To nobody’s surprise, however, Snyder’s plan has already met with the resistance of adult interests in Michigan that benefit from district-centered funding. Opposition will continue to mount as McLellan considers specific legislation over the next several months, so it’s worth noting some sensible ways to effect these important reforms.
The best approach is “weighted-student funding” (WSF). Taken seriously and applied comprehensively, WSF causes the amount of money available for a child’s education to vary according to his/her needs. (Some students simply cost more to educate than others.) Those dollars then accompany the child to the public school of his or her choice (including charter schools). It’s a simpler and more transparent approach to school finance that helps to reduce the spending inequities between, and sometimes within, school districts.
Such portability is a bit easier to put into practice in Michigan than in some other states because there the state government already controls most spending on public education, thanks to reforms in 1994 that transferred much of the burden from local property taxes to the state sales tax. But full operational funding should follow the child. Local taxes still make up about 28 percent of education funding in Michigan. If Snyder and McLellan seriously seek to change the balance of power to the benefit of students and families, they’ll have to find incentives for districts to make their part of the money portable, too.
What’s fair for children also needs to be even-handed from the standpoint of participating schools as well. Done right, WSF assures parents that their children won’t be shortchanged when they choose a charter school—and gives that assurance to the charters, too. Today, Michigan charters receive, on average, 16.3 percent less funding per pupil than district schools. Snyder last year successfully pushed to lift the state’s cap on the number of charter schools, but the state still treats them—and their pupils—unfairly when it comes to funding.
Teachers unions, of course, will oppose fair funding for charter students, and school boards will object to anything of the sort. But one constituency within the public-education establishment should favor WSF: principals and school-level leaders. Effective implementation of this system would give them far greater autonomy and flexibility to spend money in ways that meet the needs of the students who actually attend their schools. In other words, it puts them in command of their resources with all the responsibility that is part of genuine leadership.

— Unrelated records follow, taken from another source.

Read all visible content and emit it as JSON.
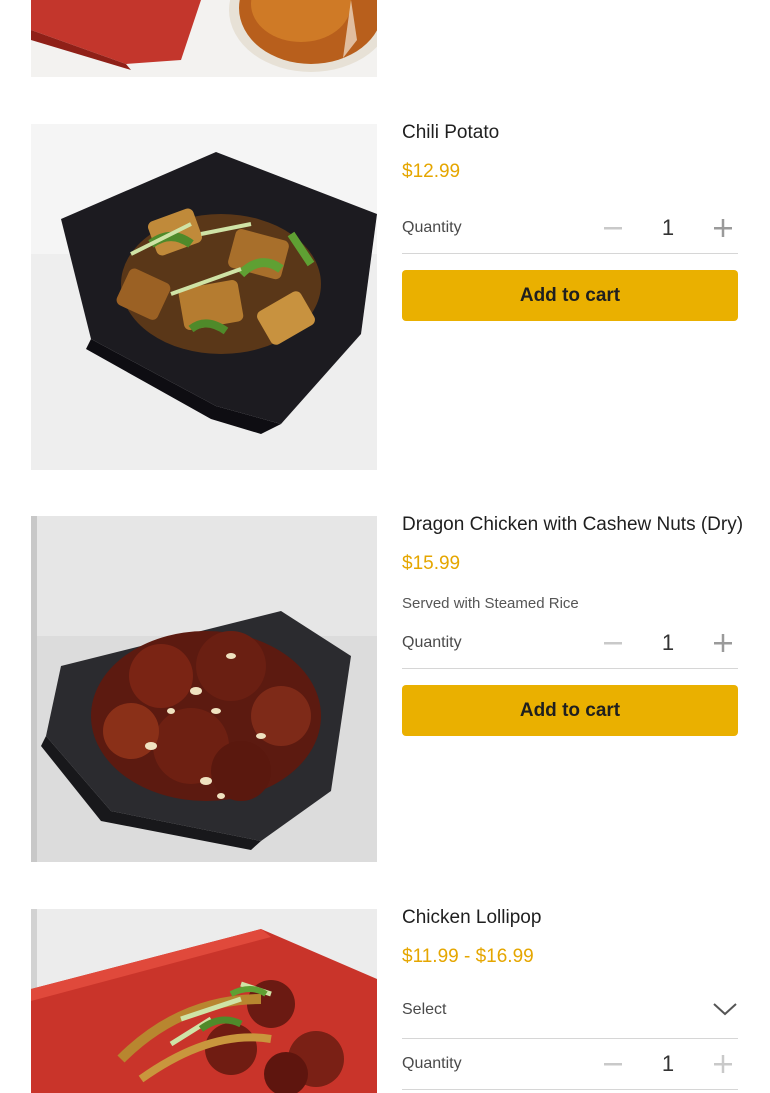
{
  "items": [
    {
      "name": "Chili Potato",
      "price": "$12.99",
      "quantity_label": "Quantity",
      "quantity": "1",
      "add_to_cart": "Add to cart"
    },
    {
      "name": "Dragon Chicken with Cashew Nuts (Dry)",
      "price": "$15.99",
      "description": "Served with Steamed Rice",
      "quantity_label": "Quantity",
      "quantity": "1",
      "add_to_cart": "Add to cart"
    },
    {
      "name": "Chicken Lollipop",
      "price": "$11.99 - $16.99",
      "select_label": "Select",
      "quantity_label": "Quantity",
      "quantity": "1"
    }
  ],
  "colors": {
    "accent": "#eab000",
    "price": "#e5a600"
  },
  "icons": {
    "minus": "minus-icon",
    "plus": "plus-icon",
    "chevron": "chevron-down-icon"
  }
}
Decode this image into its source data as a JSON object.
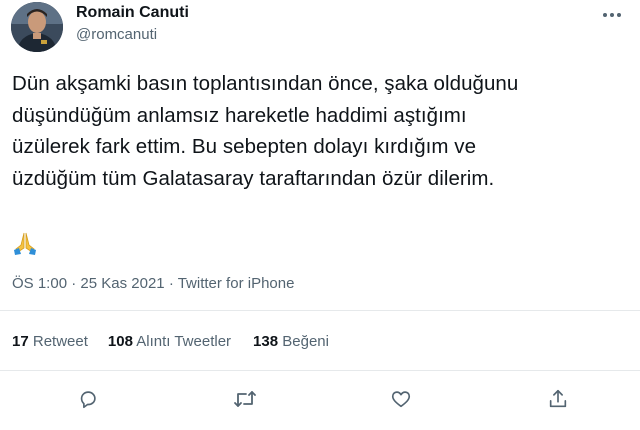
{
  "author": {
    "name": "Romain Canuti",
    "handle": "@romcanuti"
  },
  "tweet": {
    "text": "Dün akşamki basın toplantısından önce, şaka olduğunu\ndüşündüğüm anlamsız hareketle haddimi aştığımı\nüzülerek fark ettim. Bu sebepten dolayı kırdığım ve\nüzdüğüm tüm Galatasaray taraftarından özür dilerim.",
    "emoji": "🙏",
    "time": "ÖS 1:00",
    "separator": "·",
    "date": "25 Kas 2021",
    "source": "Twitter for iPhone"
  },
  "stats": {
    "retweets_count": "17",
    "retweets_label": "Retweet",
    "quotes_count": "108",
    "quotes_label": "Alıntı Tweetler",
    "likes_count": "138",
    "likes_label": "Beğeni"
  },
  "icons": {
    "more": "more-options-icon",
    "reply": "reply-icon",
    "retweet": "retweet-icon",
    "like": "like-icon",
    "share": "share-icon",
    "emoji": "folded-hands-icon"
  },
  "colors": {
    "text": "#0f1419",
    "secondary": "#536471",
    "divider": "#e6e9eb",
    "emoji_skin": "#f5c242"
  }
}
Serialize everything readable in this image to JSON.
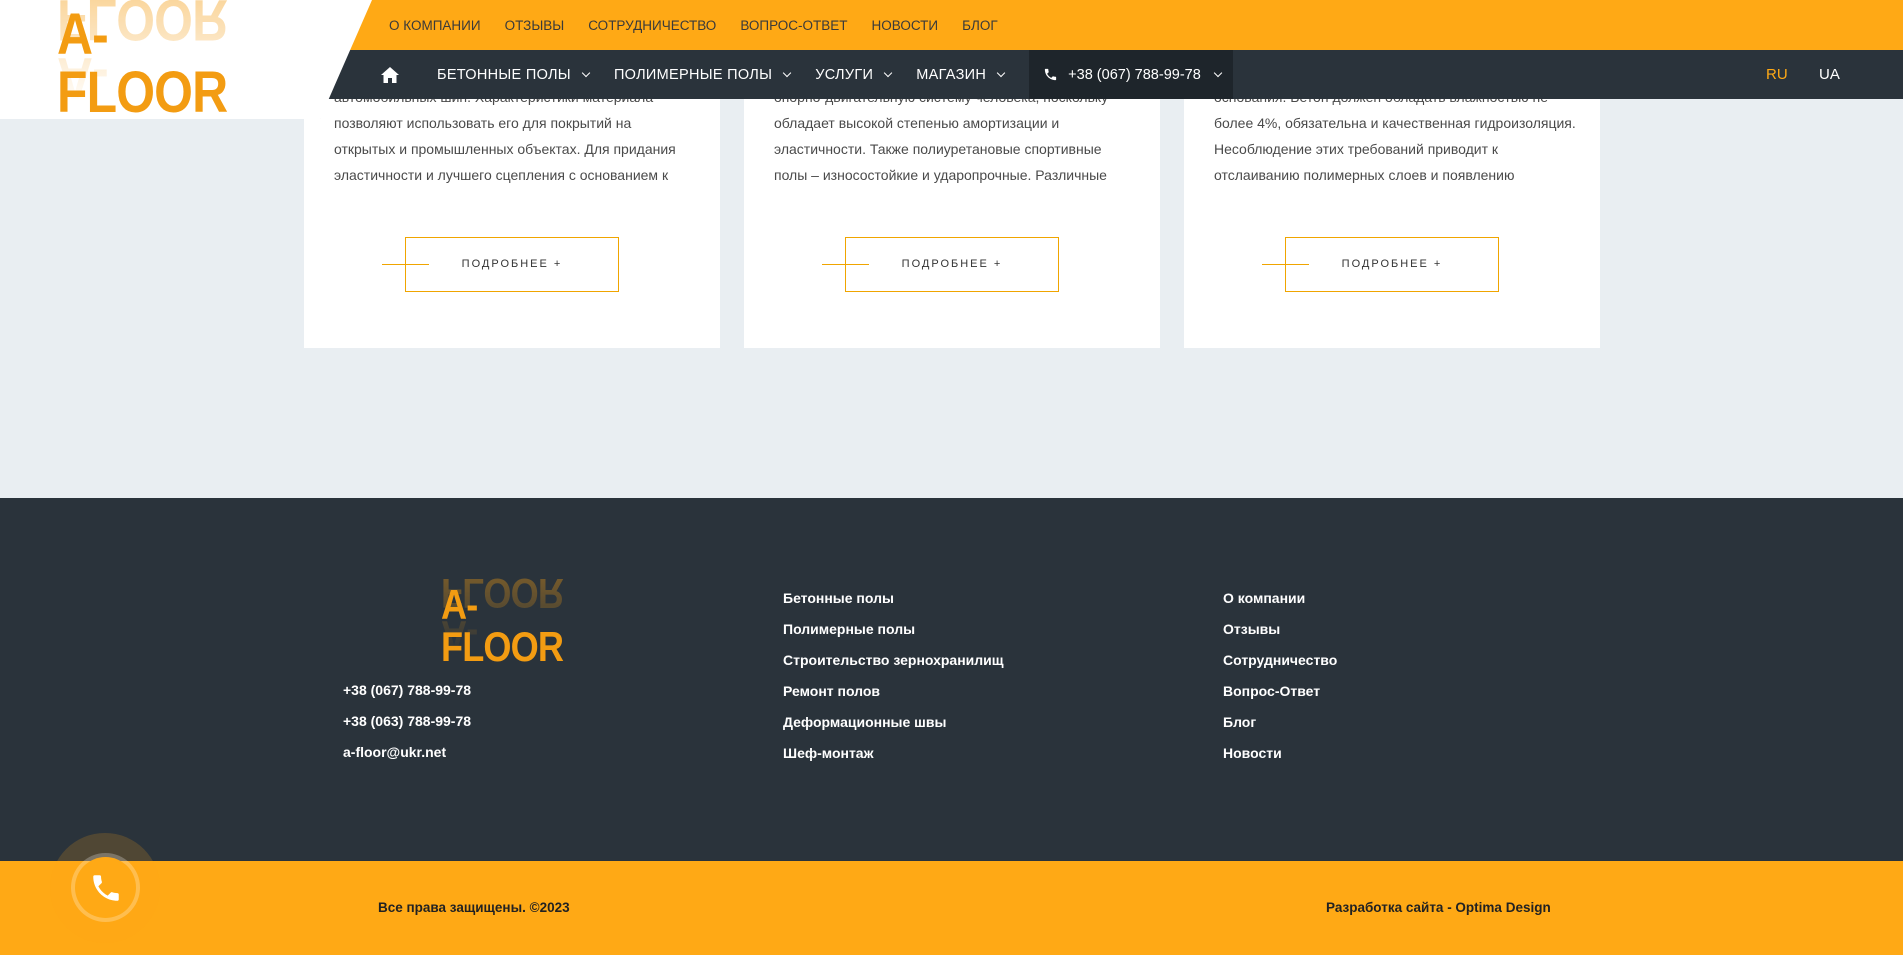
{
  "header": {
    "logo": "A-FLOOR",
    "top_nav": [
      "О КОМПАНИИ",
      "ОТЗЫВЫ",
      "СОТРУДНИЧЕСТВО",
      "ВОПРОС-ОТВЕТ",
      "НОВОСТИ",
      "БЛОГ"
    ],
    "main_nav": [
      "БЕТОННЫЕ ПОЛЫ",
      "ПОЛИМЕРНЫЕ ПОЛЫ",
      "УСЛУГИ",
      "МАГАЗИН"
    ],
    "phone": "+38 (067) 788-99-78",
    "languages": [
      {
        "code": "RU",
        "color": "#ffa915"
      },
      {
        "code": "UA",
        "color": "#ffffff"
      }
    ]
  },
  "cards": [
    {
      "lines": [
        "автомобильных шин. Характеристики материала",
        "позволяют использовать его для покрытий на",
        "открытых и промышленных объектах. Для придания",
        "эластичности и лучшего сцепления с основанием к"
      ],
      "button": "ПОДРОБНЕЕ +"
    },
    {
      "lines": [
        "опорно-двигательную систему человека, поскольку",
        "обладает высокой степенью амортизации и",
        "эластичности. Также полиуретановые спортивные",
        "полы – износостойкие и ударопрочные. Различные"
      ],
      "button": "ПОДРОБНЕЕ +"
    },
    {
      "lines": [
        "основания. Бетон должен обладать влажностью не",
        "более 4%, обязательна и качественная гидроизоляция.",
        "Несоблюдение этих требований приводит к",
        "отслаиванию полимерных слоев и появлению"
      ],
      "button": "ПОДРОБНЕЕ +"
    }
  ],
  "footer": {
    "logo": "A-FLOOR",
    "contacts": [
      "+38 (067) 788-99-78",
      "+38 (063) 788-99-78",
      "a-floor@ukr.net"
    ],
    "services": [
      "Бетонные полы",
      "Полимерные полы",
      "Строительство зернохранилищ",
      "Ремонт полов",
      "Деформационные швы",
      "Шеф-монтаж"
    ],
    "company": [
      "О компании",
      "Отзывы",
      "Сотрудничество",
      "Вопрос-Ответ",
      "Блог",
      "Новости"
    ],
    "copyright": "Все права защищены. ©2023",
    "developer": "Разработка сайта - Optima Design"
  },
  "colors": {
    "accent": "#ffa915",
    "logo_orange": "#f39c12",
    "dark": "#2a333b",
    "page_bg": "#e9eef2"
  },
  "icons": [
    "home-icon",
    "phone-icon",
    "chevron-down-icon",
    "call-icon"
  ]
}
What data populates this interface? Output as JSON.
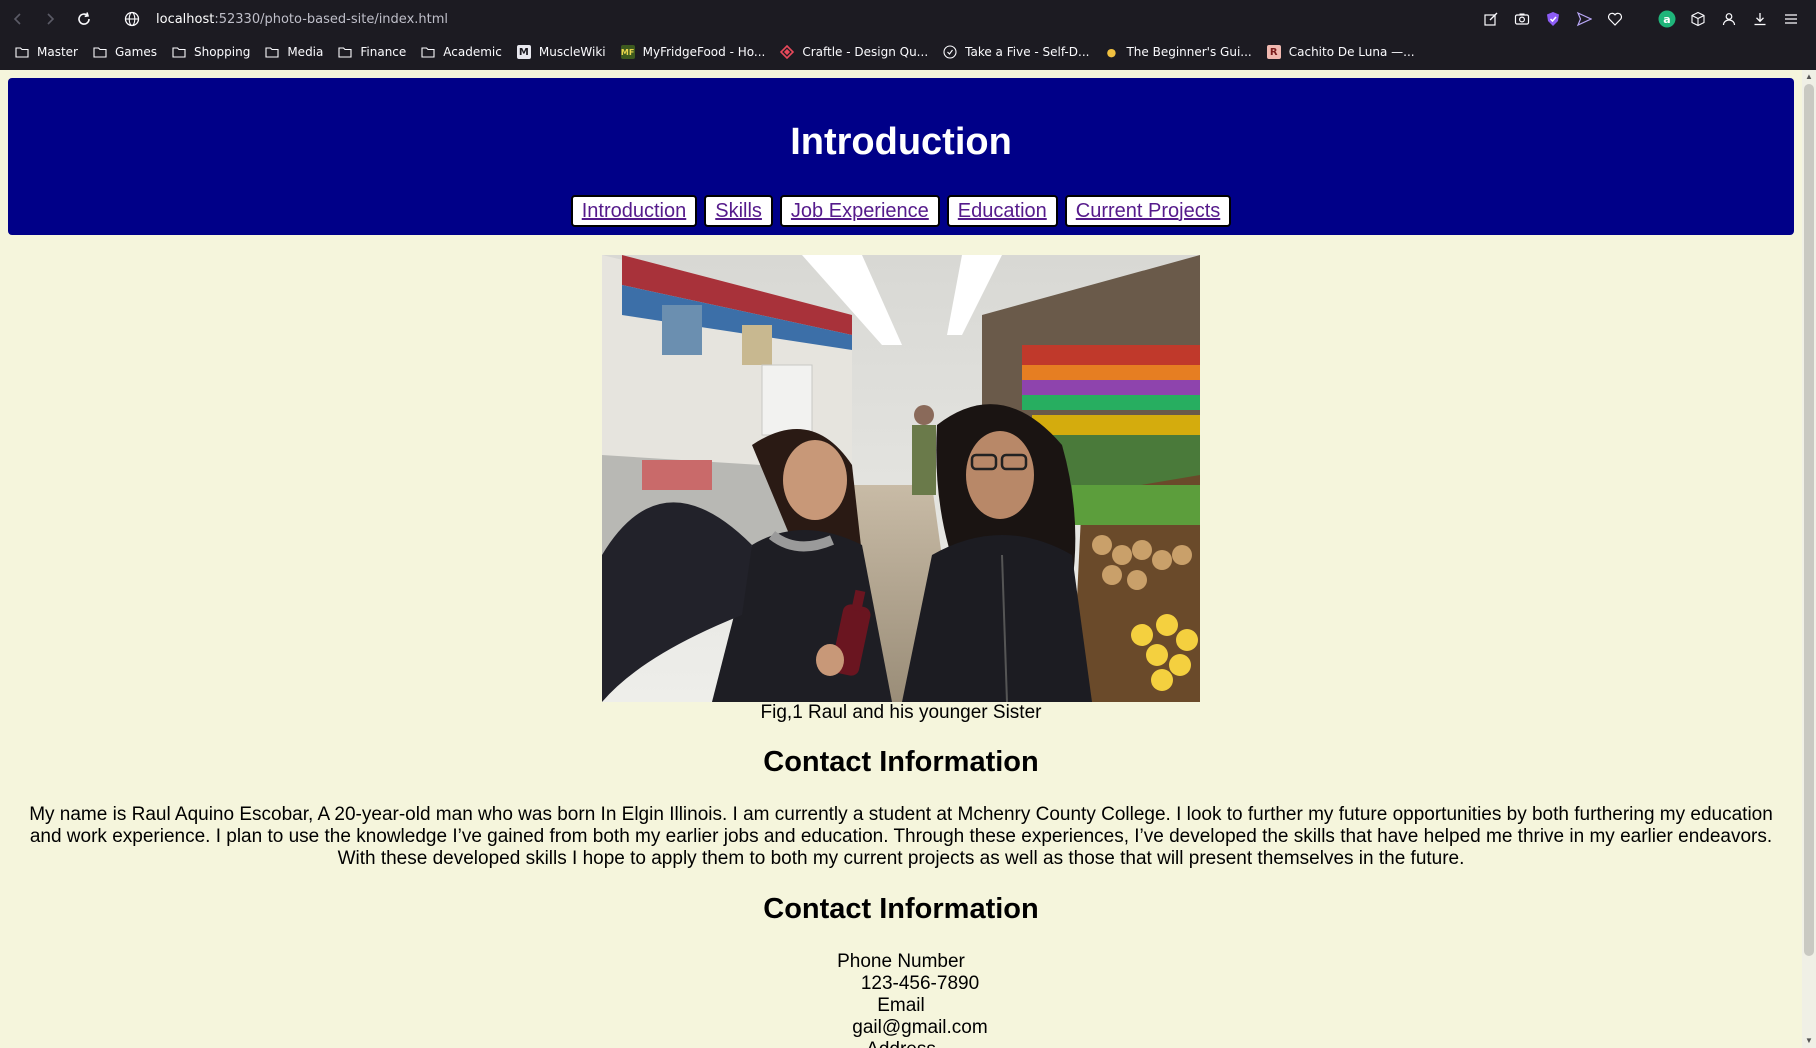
{
  "browser": {
    "url_host": "localhost",
    "url_rest": ":52330/photo-based-site/index.html"
  },
  "bookmarks": [
    {
      "label": "Master",
      "icon": "folder-icon"
    },
    {
      "label": "Games",
      "icon": "folder-icon"
    },
    {
      "label": "Shopping",
      "icon": "folder-icon"
    },
    {
      "label": "Media",
      "icon": "folder-icon"
    },
    {
      "label": "Finance",
      "icon": "folder-icon"
    },
    {
      "label": "Academic",
      "icon": "folder-icon"
    },
    {
      "label": "MuscleWiki",
      "icon": "musclewiki-favicon"
    },
    {
      "label": "MyFridgeFood - Ho...",
      "icon": "myfridgefood-favicon"
    },
    {
      "label": "Craftle - Design Qu...",
      "icon": "craftle-favicon"
    },
    {
      "label": "Take a Five - Self-D...",
      "icon": "takeafive-favicon"
    },
    {
      "label": "The Beginner's Gui...",
      "icon": "beginners-guide-favicon"
    },
    {
      "label": "Cachito De Luna —...",
      "icon": "cachito-favicon",
      "letter": "R"
    }
  ],
  "page": {
    "title": "Introduction",
    "nav": [
      "Introduction",
      "Skills",
      "Job Experience",
      "Education",
      "Current Projects"
    ],
    "photo_caption": "Fig,1 Raul and his younger Sister",
    "section1_heading": "Contact Information",
    "bio_line1": "My name is Raul Aquino Escobar, A 20-year-old man who was born In Elgin Illinois. I am currently a student at Mchenry County College. I look to further my future opportunities by both furthering my education",
    "bio_line2": "and work experience. I plan to use the knowledge I’ve gained from both my earlier jobs and education. Through these experiences, I’ve developed the skills that have helped me thrive in my earlier endeavors.",
    "bio_line3": "With these developed skills I hope to apply them to both my current projects as well as those that will present themselves in the future.",
    "section2_heading": "Contact Information",
    "contact": {
      "phone_label": "Phone Number",
      "phone_value": "123-456-7890",
      "email_label": "Email",
      "email_value": "gail@gmail.com",
      "address_label": "Address"
    }
  },
  "colors": {
    "header_bg": "#000088",
    "page_bg": "#f5f5dc",
    "link": "#551a8b",
    "chrome_bg": "#1c1b22"
  }
}
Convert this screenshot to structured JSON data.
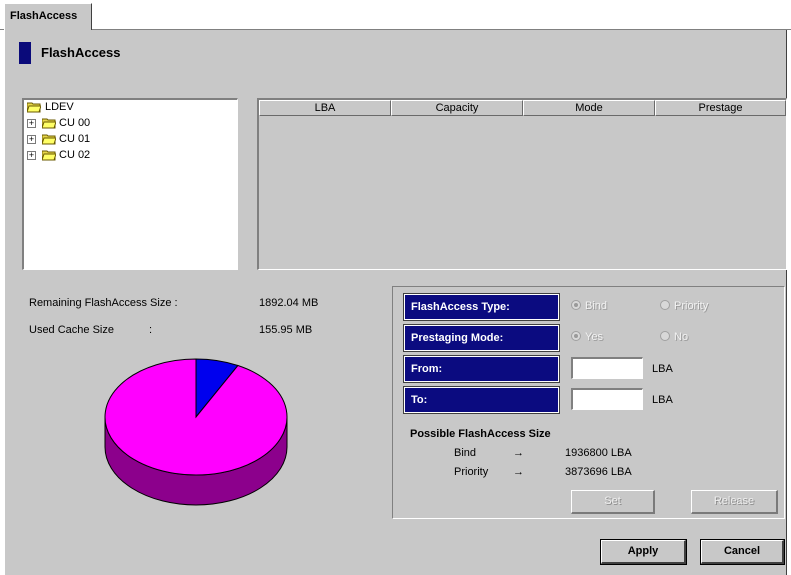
{
  "tab": {
    "label": "FlashAccess"
  },
  "header": {
    "title": "FlashAccess",
    "marker_color": "#0a0a7a"
  },
  "tree": {
    "root": "LDEV",
    "children": [
      {
        "label": "CU 00",
        "expander": "+"
      },
      {
        "label": "CU 01",
        "expander": "+"
      },
      {
        "label": "CU 02",
        "expander": "+"
      }
    ]
  },
  "table": {
    "columns": [
      "LBA",
      "Capacity",
      "Mode",
      "Prestage"
    ],
    "rows": []
  },
  "stats": {
    "remaining_label": "Remaining FlashAccess Size :",
    "remaining_value": "1892.04 MB",
    "used_label": "Used Cache Size",
    "used_colon": ":",
    "used_value": "155.95 MB"
  },
  "chart_data": {
    "type": "pie",
    "slices": [
      {
        "label": "Remaining FlashAccess Size",
        "value": 1892.04,
        "color": "#ff00ff"
      },
      {
        "label": "Used Cache Size",
        "value": 155.95,
        "color": "#0000ee"
      }
    ]
  },
  "form": {
    "type_label": "FlashAccess Type:",
    "type_options": [
      {
        "label": "Bind",
        "selected": true
      },
      {
        "label": "Priority",
        "selected": false
      }
    ],
    "mode_label": "Prestaging Mode:",
    "mode_options": [
      {
        "label": "Yes",
        "selected": true
      },
      {
        "label": "No",
        "selected": false
      }
    ],
    "from_label": "From:",
    "from_value": "",
    "to_label": "To:",
    "to_value": "",
    "unit": "LBA",
    "size_title": "Possible FlashAccess Size",
    "size_rows": [
      {
        "name": "Bind",
        "arrow": "→",
        "value": "1936800 LBA"
      },
      {
        "name": "Priority",
        "arrow": "→",
        "value": "3873696 LBA"
      }
    ],
    "set_label": "Set",
    "release_label": "Release"
  },
  "footer": {
    "apply_label": "Apply",
    "cancel_label": "Cancel"
  }
}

So WSF is a fairer financing system for students and schools that a.) shifts more power to parents, b.) boosts the efficiency of education spending at a time of tight budgets, c.) empowers principals with control over their school resources, and d.) promote fairness among children and schools alike.
What’s not to like? Let’s roll, Michigan!